_PROBLEM_
All entries below are to be duplicated verbatim.

_EXCERPTED DATA_
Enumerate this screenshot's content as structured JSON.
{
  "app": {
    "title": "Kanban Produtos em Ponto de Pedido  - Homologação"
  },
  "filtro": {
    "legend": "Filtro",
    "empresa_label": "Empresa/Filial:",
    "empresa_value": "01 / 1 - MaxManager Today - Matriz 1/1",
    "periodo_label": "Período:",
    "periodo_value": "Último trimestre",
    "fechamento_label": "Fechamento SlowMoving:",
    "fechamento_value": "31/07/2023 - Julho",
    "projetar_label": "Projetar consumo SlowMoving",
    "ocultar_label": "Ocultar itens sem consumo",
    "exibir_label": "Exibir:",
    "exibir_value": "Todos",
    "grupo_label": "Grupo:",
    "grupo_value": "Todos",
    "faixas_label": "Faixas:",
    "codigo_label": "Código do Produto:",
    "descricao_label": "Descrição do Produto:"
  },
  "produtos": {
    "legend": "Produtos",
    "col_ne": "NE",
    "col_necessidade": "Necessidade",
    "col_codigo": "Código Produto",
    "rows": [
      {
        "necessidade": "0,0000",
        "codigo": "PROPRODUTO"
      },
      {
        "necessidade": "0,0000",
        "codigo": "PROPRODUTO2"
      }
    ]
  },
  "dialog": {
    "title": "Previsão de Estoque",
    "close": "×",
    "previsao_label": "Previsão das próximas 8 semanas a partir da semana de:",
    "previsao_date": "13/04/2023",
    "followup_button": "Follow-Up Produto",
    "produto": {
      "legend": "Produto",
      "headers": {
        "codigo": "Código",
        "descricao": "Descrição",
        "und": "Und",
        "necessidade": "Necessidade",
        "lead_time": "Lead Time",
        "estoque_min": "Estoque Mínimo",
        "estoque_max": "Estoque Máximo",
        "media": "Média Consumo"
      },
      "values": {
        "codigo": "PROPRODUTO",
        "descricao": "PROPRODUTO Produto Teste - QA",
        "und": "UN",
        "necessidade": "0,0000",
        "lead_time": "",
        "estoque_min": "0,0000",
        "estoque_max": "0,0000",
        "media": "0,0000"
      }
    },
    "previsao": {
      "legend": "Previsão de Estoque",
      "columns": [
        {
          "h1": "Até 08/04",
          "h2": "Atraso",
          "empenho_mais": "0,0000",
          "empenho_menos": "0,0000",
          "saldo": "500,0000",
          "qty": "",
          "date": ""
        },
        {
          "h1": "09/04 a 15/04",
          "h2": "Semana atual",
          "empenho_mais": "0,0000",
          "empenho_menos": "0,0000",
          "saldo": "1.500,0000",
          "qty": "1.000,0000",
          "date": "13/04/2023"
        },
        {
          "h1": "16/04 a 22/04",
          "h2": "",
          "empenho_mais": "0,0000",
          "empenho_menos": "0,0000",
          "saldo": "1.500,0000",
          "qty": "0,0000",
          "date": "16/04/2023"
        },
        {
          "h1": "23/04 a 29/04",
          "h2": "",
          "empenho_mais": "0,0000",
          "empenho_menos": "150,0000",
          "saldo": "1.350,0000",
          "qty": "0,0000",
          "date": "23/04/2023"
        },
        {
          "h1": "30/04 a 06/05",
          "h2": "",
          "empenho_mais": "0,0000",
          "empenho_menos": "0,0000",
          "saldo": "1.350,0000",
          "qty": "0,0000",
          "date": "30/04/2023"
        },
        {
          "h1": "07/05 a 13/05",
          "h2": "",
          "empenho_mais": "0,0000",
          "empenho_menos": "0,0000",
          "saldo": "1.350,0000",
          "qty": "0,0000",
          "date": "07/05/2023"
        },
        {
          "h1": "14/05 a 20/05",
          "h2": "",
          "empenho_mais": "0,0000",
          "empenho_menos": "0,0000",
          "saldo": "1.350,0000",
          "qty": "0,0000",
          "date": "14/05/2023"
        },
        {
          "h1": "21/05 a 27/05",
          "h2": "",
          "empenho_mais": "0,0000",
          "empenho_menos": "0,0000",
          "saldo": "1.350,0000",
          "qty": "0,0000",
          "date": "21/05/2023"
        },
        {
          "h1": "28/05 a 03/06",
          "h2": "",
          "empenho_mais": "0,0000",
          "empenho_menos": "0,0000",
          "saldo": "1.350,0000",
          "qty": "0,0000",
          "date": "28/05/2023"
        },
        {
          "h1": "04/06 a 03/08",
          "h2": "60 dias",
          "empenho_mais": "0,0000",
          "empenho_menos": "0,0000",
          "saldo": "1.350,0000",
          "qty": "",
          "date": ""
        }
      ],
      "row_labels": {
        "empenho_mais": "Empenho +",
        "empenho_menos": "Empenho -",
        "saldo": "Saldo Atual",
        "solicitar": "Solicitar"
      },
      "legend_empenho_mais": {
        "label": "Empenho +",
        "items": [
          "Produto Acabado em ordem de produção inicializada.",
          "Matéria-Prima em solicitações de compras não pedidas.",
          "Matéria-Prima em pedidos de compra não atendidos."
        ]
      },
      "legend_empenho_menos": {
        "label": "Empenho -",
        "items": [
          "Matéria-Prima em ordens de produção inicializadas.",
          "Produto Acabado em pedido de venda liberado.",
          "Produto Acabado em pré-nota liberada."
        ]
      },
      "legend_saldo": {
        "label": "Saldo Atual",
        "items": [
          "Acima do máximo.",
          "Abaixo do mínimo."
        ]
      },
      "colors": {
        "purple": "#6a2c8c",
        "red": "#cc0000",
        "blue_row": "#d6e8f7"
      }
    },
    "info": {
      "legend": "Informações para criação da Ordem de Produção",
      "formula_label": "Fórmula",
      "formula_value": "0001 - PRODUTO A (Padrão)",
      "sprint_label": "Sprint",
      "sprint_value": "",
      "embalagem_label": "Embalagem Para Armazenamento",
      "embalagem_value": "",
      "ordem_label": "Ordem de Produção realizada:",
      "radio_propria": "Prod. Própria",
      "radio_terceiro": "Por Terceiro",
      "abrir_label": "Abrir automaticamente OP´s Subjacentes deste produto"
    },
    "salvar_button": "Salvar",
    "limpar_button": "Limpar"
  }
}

_FINISHED EXERCISE_
Enumerate this screenshot's content as structured JSON.
{
  "app": {
    "title": "Kanban Produtos em Ponto de Pedido  - Homologação"
  },
  "filtro": {
    "legend": "Filtro",
    "empresa_label": "Empresa/Filial:",
    "empresa_value": "01 / 1 - MaxManager Today - Matriz 1/1",
    "periodo_label": "Período:",
    "periodo_value": "Último trimestre",
    "fechamento_label": "Fechamento SlowMoving:",
    "fechamento_value": "31/07/2023 - Julho",
    "projetar_label": "Projetar consumo SlowMoving",
    "ocultar_label": "Ocultar itens sem consumo",
    "exibir_label": "Exibir:",
    "exibir_value": "Todos",
    "grupo_label": "Grupo:",
    "grupo_value": "Todos",
    "faixas_label": "Faixas:",
    "codigo_label": "Código do Produto:",
    "descricao_label": "Descrição do Produto:"
  },
  "produtos": {
    "legend": "Produtos",
    "col_ne": "NE",
    "col_necessidade": "Necessidade",
    "col_codigo": "Código Produto",
    "rows": [
      {
        "necessidade": "0,0000",
        "codigo": "PROPRODUTO"
      },
      {
        "necessidade": "0,0000",
        "codigo": "PROPRODUTO2"
      }
    ]
  },
  "dialog": {
    "title": "Previsão de Estoque",
    "close": "×",
    "previsao_label": "Previsão das próximas 8 semanas a partir da semana de:",
    "previsao_date": "13/04/2023",
    "followup_button": "Follow-Up Produto",
    "produto": {
      "legend": "Produto",
      "headers": {
        "codigo": "Código",
        "descricao": "Descrição",
        "und": "Und",
        "necessidade": "Necessidade",
        "lead_time": "Lead Time",
        "estoque_min": "Estoque Mínimo",
        "estoque_max": "Estoque Máximo",
        "media": "Média Consumo"
      },
      "values": {
        "codigo": "PROPRODUTO",
        "descricao": "PROPRODUTO Produto Teste - QA",
        "und": "UN",
        "necessidade": "0,0000",
        "lead_time": "",
        "estoque_min": "0,0000",
        "estoque_max": "0,0000",
        "media": "0,0000"
      }
    },
    "previsao": {
      "legend": "Previsão de Estoque",
      "columns": [
        {
          "h1": "Até 08/04",
          "h2": "Atraso",
          "empenho_mais": "0,0000",
          "empenho_menos": "0,0000",
          "saldo": "500,0000",
          "qty": "",
          "date": ""
        },
        {
          "h1": "09/04 a 15/04",
          "h2": "Semana atual",
          "empenho_mais": "0,0000",
          "empenho_menos": "0,0000",
          "saldo": "1.500,0000",
          "qty": "1.000,0000",
          "date": "13/04/2023"
        },
        {
          "h1": "16/04 a 22/04",
          "h2": "",
          "empenho_mais": "0,0000",
          "empenho_menos": "0,0000",
          "saldo": "1.500,0000",
          "qty": "0,0000",
          "date": "16/04/2023"
        },
        {
          "h1": "23/04 a 29/04",
          "h2": "",
          "empenho_mais": "0,0000",
          "empenho_menos": "150,0000",
          "saldo": "1.350,0000",
          "qty": "0,0000",
          "date": "23/04/2023"
        },
        {
          "h1": "30/04 a 06/05",
          "h2": "",
          "empenho_mais": "0,0000",
          "empenho_menos": "0,0000",
          "saldo": "1.350,0000",
          "qty": "0,0000",
          "date": "30/04/2023"
        },
        {
          "h1": "07/05 a 13/05",
          "h2": "",
          "empenho_mais": "0,0000",
          "empenho_menos": "0,0000",
          "saldo": "1.350,0000",
          "qty": "0,0000",
          "date": "07/05/2023"
        },
        {
          "h1": "14/05 a 20/05",
          "h2": "",
          "empenho_mais": "0,0000",
          "empenho_menos": "0,0000",
          "saldo": "1.350,0000",
          "qty": "0,0000",
          "date": "14/05/2023"
        },
        {
          "h1": "21/05 a 27/05",
          "h2": "",
          "empenho_mais": "0,0000",
          "empenho_menos": "0,0000",
          "saldo": "1.350,0000",
          "qty": "0,0000",
          "date": "21/05/2023"
        },
        {
          "h1": "28/05 a 03/06",
          "h2": "",
          "empenho_mais": "0,0000",
          "empenho_menos": "0,0000",
          "saldo": "1.350,0000",
          "qty": "0,0000",
          "date": "28/05/2023"
        },
        {
          "h1": "04/06 a 03/08",
          "h2": "60 dias",
          "empenho_mais": "0,0000",
          "empenho_menos": "0,0000",
          "saldo": "1.350,0000",
          "qty": "",
          "date": ""
        }
      ],
      "row_labels": {
        "empenho_mais": "Empenho +",
        "empenho_menos": "Empenho -",
        "saldo": "Saldo Atual",
        "solicitar": "Solicitar"
      },
      "legend_empenho_mais": {
        "label": "Empenho +",
        "items": [
          "Produto Acabado em ordem de produção inicializada.",
          "Matéria-Prima em solicitações de compras não pedidas.",
          "Matéria-Prima em pedidos de compra não atendidos."
        ]
      },
      "legend_empenho_menos": {
        "label": "Empenho -",
        "items": [
          "Matéria-Prima em ordens de produção inicializadas.",
          "Produto Acabado em pedido de venda liberado.",
          "Produto Acabado em pré-nota liberada."
        ]
      },
      "legend_saldo": {
        "label": "Saldo Atual",
        "items": [
          "Acima do máximo.",
          "Abaixo do mínimo."
        ]
      },
      "colors": {
        "purple": "#6a2c8c",
        "red": "#cc0000",
        "blue_row": "#d6e8f7"
      }
    },
    "info": {
      "legend": "Informações para criação da Ordem de Produção",
      "formula_label": "Fórmula",
      "formula_value": "0001 - PRODUTO A (Padrão)",
      "sprint_label": "Sprint",
      "sprint_value": "",
      "embalagem_label": "Embalagem Para Armazenamento",
      "embalagem_value": "",
      "ordem_label": "Ordem de Produção realizada:",
      "radio_propria": "Prod. Própria",
      "radio_terceiro": "Por Terceiro",
      "abrir_label": "Abrir automaticamente OP´s Subjacentes deste produto"
    },
    "salvar_button": "Salvar",
    "limpar_button": "Limpar"
  }
}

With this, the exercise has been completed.